- Required action
All of the entries below are to be repeated word for word.

** Opening Dataset records block **

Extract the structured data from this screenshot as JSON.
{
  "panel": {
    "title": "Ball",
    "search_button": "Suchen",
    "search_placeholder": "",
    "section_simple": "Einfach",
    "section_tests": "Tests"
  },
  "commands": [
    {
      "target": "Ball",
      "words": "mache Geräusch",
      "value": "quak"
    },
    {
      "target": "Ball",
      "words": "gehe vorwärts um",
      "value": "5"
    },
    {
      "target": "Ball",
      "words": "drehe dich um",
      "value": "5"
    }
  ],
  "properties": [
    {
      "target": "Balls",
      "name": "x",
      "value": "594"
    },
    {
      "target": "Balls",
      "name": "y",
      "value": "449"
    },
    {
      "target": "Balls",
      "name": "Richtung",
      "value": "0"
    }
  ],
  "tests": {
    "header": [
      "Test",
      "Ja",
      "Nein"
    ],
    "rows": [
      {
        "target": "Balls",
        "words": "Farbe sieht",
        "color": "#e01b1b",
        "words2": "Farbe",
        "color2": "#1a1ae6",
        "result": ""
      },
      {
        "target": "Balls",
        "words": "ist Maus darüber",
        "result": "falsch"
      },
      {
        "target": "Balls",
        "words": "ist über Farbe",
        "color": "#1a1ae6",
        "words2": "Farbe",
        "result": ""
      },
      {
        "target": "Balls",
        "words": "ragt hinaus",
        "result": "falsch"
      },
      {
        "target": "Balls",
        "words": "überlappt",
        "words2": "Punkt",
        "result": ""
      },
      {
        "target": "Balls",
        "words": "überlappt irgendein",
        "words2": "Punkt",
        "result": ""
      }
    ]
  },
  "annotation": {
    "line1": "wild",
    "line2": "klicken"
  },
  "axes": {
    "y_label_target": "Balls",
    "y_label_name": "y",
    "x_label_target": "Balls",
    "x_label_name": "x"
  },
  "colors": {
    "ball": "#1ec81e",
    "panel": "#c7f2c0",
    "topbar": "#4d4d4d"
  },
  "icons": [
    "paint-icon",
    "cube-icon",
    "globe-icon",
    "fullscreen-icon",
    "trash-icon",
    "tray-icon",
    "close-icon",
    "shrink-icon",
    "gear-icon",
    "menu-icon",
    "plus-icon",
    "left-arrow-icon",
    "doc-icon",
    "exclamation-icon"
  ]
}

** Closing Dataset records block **

- Task answer
Extract the structured data from this screenshot as JSON.
{
  "panel": {
    "title": "Ball",
    "search_button": "Suchen",
    "search_placeholder": "",
    "section_simple": "Einfach",
    "section_tests": "Tests"
  },
  "commands": [
    {
      "target": "Ball",
      "words": "mache Geräusch",
      "value": "quak"
    },
    {
      "target": "Ball",
      "words": "gehe vorwärts um",
      "value": "5"
    },
    {
      "target": "Ball",
      "words": "drehe dich um",
      "value": "5"
    }
  ],
  "properties": [
    {
      "target": "Balls",
      "name": "x",
      "value": "594"
    },
    {
      "target": "Balls",
      "name": "y",
      "value": "449"
    },
    {
      "target": "Balls",
      "name": "Richtung",
      "value": "0"
    }
  ],
  "tests": {
    "header": [
      "Test",
      "Ja",
      "Nein"
    ],
    "rows": [
      {
        "target": "Balls",
        "words": "Farbe sieht",
        "color": "#e01b1b",
        "words2": "Farbe",
        "color2": "#1a1ae6",
        "result": ""
      },
      {
        "target": "Balls",
        "words": "ist Maus darüber",
        "result": "falsch"
      },
      {
        "target": "Balls",
        "words": "ist über Farbe",
        "color": "#1a1ae6",
        "words2": "Farbe",
        "result": ""
      },
      {
        "target": "Balls",
        "words": "ragt hinaus",
        "result": "falsch"
      },
      {
        "target": "Balls",
        "words": "überlappt",
        "words2": "Punkt",
        "result": ""
      },
      {
        "target": "Balls",
        "words": "überlappt irgendein",
        "words2": "Punkt",
        "result": ""
      }
    ]
  },
  "annotation": {
    "line1": "wild",
    "line2": "klicken"
  },
  "axes": {
    "y_label_target": "Balls",
    "y_label_name": "y",
    "x_label_target": "Balls",
    "x_label_name": "x"
  },
  "colors": {
    "ball": "#1ec81e",
    "panel": "#c7f2c0",
    "topbar": "#4d4d4d"
  },
  "icons": [
    "paint-icon",
    "cube-icon",
    "globe-icon",
    "fullscreen-icon",
    "trash-icon",
    "tray-icon",
    "close-icon",
    "shrink-icon",
    "gear-icon",
    "menu-icon",
    "plus-icon",
    "left-arrow-icon",
    "doc-icon",
    "exclamation-icon"
  ]
}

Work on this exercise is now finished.